Identity is always constructed, always relational, always multiple. Tunisian Jews, like Egyptian Jews, and other Mediterranean peoples, had agency and lived—for the most part—in open and dynamic social and political environments. The best methodology for approaching such a complex environment is intersectional and not, as this study does, by selective binaries. Albert Memmi, whom Parks quotes at the beginning of each of his 5 chapters—as well as in the book's Preface and Conclusion—remarks that his own Tunisian identity is multiple, inextricably so, and fluid.
Tunisian Jews, like their Muslim and Christian counterparts, identified with the land, with its history, and with their own history within it. In a way, Parks confirms this sentiment of belonging in the Conclusion where he recounts an encounter in the Tunis medina with an old Jew: "This elderly lady, whose name was never offered, recounted the disappearance of her community with surprising equanimity, recalling the dramatic events of the late 1960s and early 1970s that emptied Tunisia of all but a few remaining Jews. When I asked her why she stayed, she answered, as if surprised by the question, that she was Tunisian, so where else could she live?" (140).

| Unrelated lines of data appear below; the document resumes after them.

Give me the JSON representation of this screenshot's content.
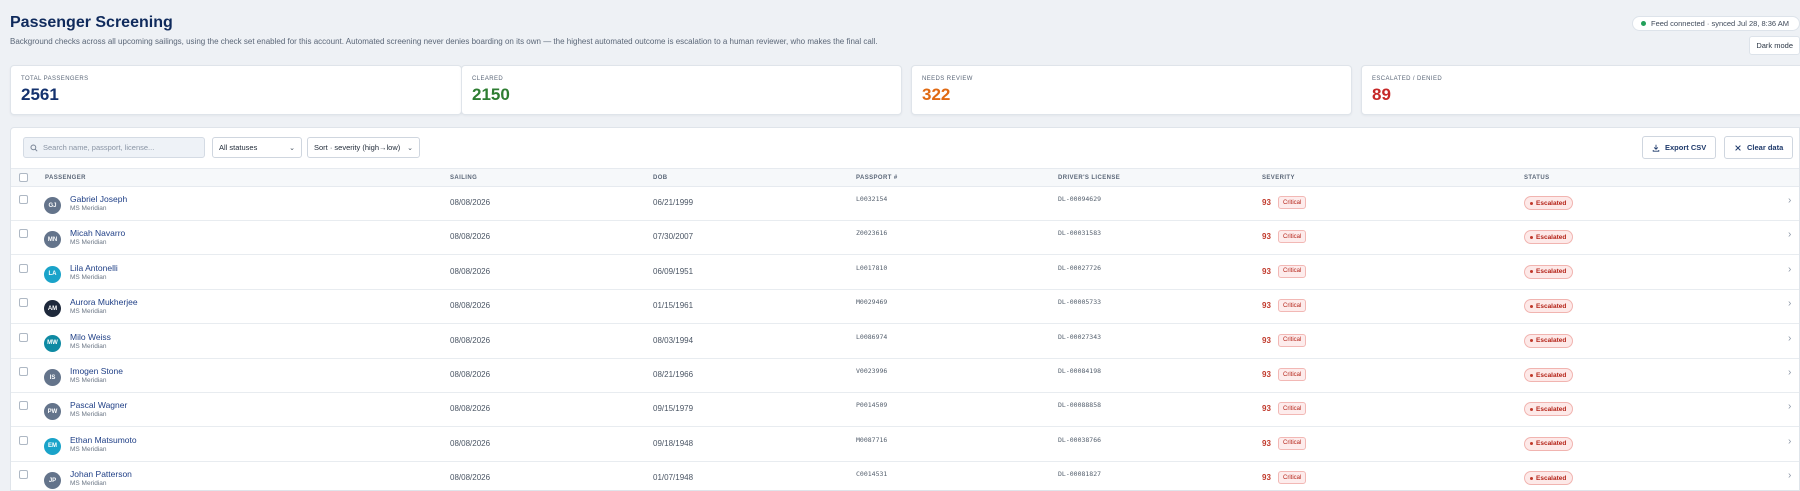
{
  "header": {
    "title": "Passenger Screening",
    "subtitle": "Background checks across all upcoming sailings, using the check set enabled for this account. Automated screening never denies boarding on its own — the highest automated outcome is escalation to a human reviewer, who makes the final call.",
    "sync_status": "Feed connected · synced Jul 28, 8:36 AM",
    "dark_mode_label": "Dark mode"
  },
  "stats": [
    {
      "label": "TOTAL PASSENGERS",
      "value": "2561",
      "color": "#14326e"
    },
    {
      "label": "CLEARED",
      "value": "2150",
      "color": "#2e7d32"
    },
    {
      "label": "NEEDS REVIEW",
      "value": "322",
      "color": "#e06a13"
    },
    {
      "label": "ESCALATED / DENIED",
      "value": "89",
      "color": "#c62828"
    }
  ],
  "toolbar": {
    "search_placeholder": "Search name, passport, license...",
    "status_filter": "All statuses",
    "sort": "Sort · severity (high→low)",
    "export_label": "Export CSV",
    "clear_label": "Clear data"
  },
  "columns": [
    "PASSENGER",
    "SAILING",
    "DOB",
    "PASSPORT #",
    "DRIVER'S LICENSE",
    "SEVERITY",
    "STATUS"
  ],
  "rows": [
    {
      "initials": "GJ",
      "avatar_color": "#64748b",
      "name": "Gabriel Joseph",
      "ship": "MS Meridian",
      "sailing": "08/08/2026",
      "dob": "06/21/1999",
      "passport": "L0032154",
      "license": "DL-00094629",
      "severity": "93",
      "severity_label": "Critical",
      "status": "Escalated"
    },
    {
      "initials": "MN",
      "avatar_color": "#64748b",
      "name": "Micah Navarro",
      "ship": "MS Meridian",
      "sailing": "08/08/2026",
      "dob": "07/30/2007",
      "passport": "Z0023616",
      "license": "DL-00031583",
      "severity": "93",
      "severity_label": "Critical",
      "status": "Escalated"
    },
    {
      "initials": "LA",
      "avatar_color": "#1aa3c9",
      "name": "Lila Antonelli",
      "ship": "MS Meridian",
      "sailing": "08/08/2026",
      "dob": "06/09/1951",
      "passport": "L0017810",
      "license": "DL-00027726",
      "severity": "93",
      "severity_label": "Critical",
      "status": "Escalated"
    },
    {
      "initials": "AM",
      "avatar_color": "#1e293b",
      "name": "Aurora Mukherjee",
      "ship": "MS Meridian",
      "sailing": "08/08/2026",
      "dob": "01/15/1961",
      "passport": "M0029469",
      "license": "DL-00005733",
      "severity": "93",
      "severity_label": "Critical",
      "status": "Escalated"
    },
    {
      "initials": "MW",
      "avatar_color": "#0e8aa3",
      "name": "Milo Weiss",
      "ship": "MS Meridian",
      "sailing": "08/08/2026",
      "dob": "08/03/1994",
      "passport": "L0086974",
      "license": "DL-00027343",
      "severity": "93",
      "severity_label": "Critical",
      "status": "Escalated"
    },
    {
      "initials": "IS",
      "avatar_color": "#64748b",
      "name": "Imogen Stone",
      "ship": "MS Meridian",
      "sailing": "08/08/2026",
      "dob": "08/21/1966",
      "passport": "V0023996",
      "license": "DL-00084198",
      "severity": "93",
      "severity_label": "Critical",
      "status": "Escalated"
    },
    {
      "initials": "PW",
      "avatar_color": "#64748b",
      "name": "Pascal Wagner",
      "ship": "MS Meridian",
      "sailing": "08/08/2026",
      "dob": "09/15/1979",
      "passport": "P0014509",
      "license": "DL-00088858",
      "severity": "93",
      "severity_label": "Critical",
      "status": "Escalated"
    },
    {
      "initials": "EM",
      "avatar_color": "#1aa3c9",
      "name": "Ethan Matsumoto",
      "ship": "MS Meridian",
      "sailing": "08/08/2026",
      "dob": "09/18/1948",
      "passport": "M0087716",
      "license": "DL-00038766",
      "severity": "93",
      "severity_label": "Critical",
      "status": "Escalated"
    },
    {
      "initials": "JP",
      "avatar_color": "#64748b",
      "name": "Johan Patterson",
      "ship": "MS Meridian",
      "sailing": "08/08/2026",
      "dob": "01/07/1948",
      "passport": "C0014531",
      "license": "DL-00081827",
      "severity": "93",
      "severity_label": "Critical",
      "status": "Escalated"
    }
  ]
}
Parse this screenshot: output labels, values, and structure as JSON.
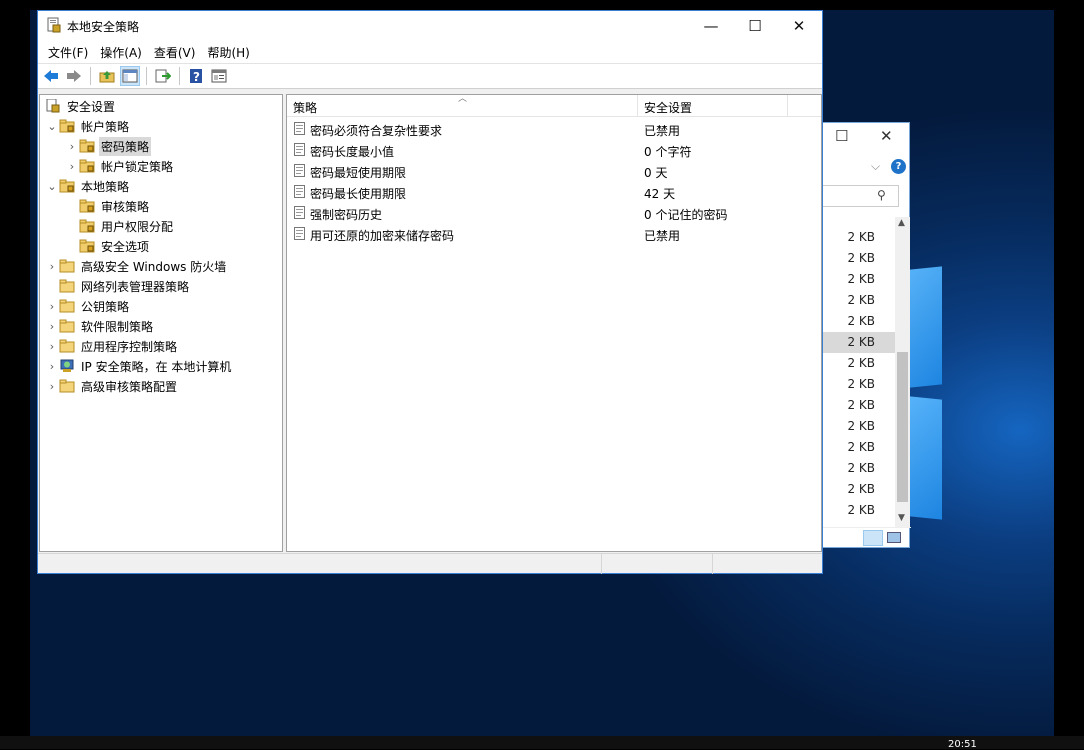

Aimée Israel-Pelletier is Professor of French in the Department of Modern Languages at the University of Texas at Arlington.Aimée Israel-PelletierDate Of Review:March 21, 2019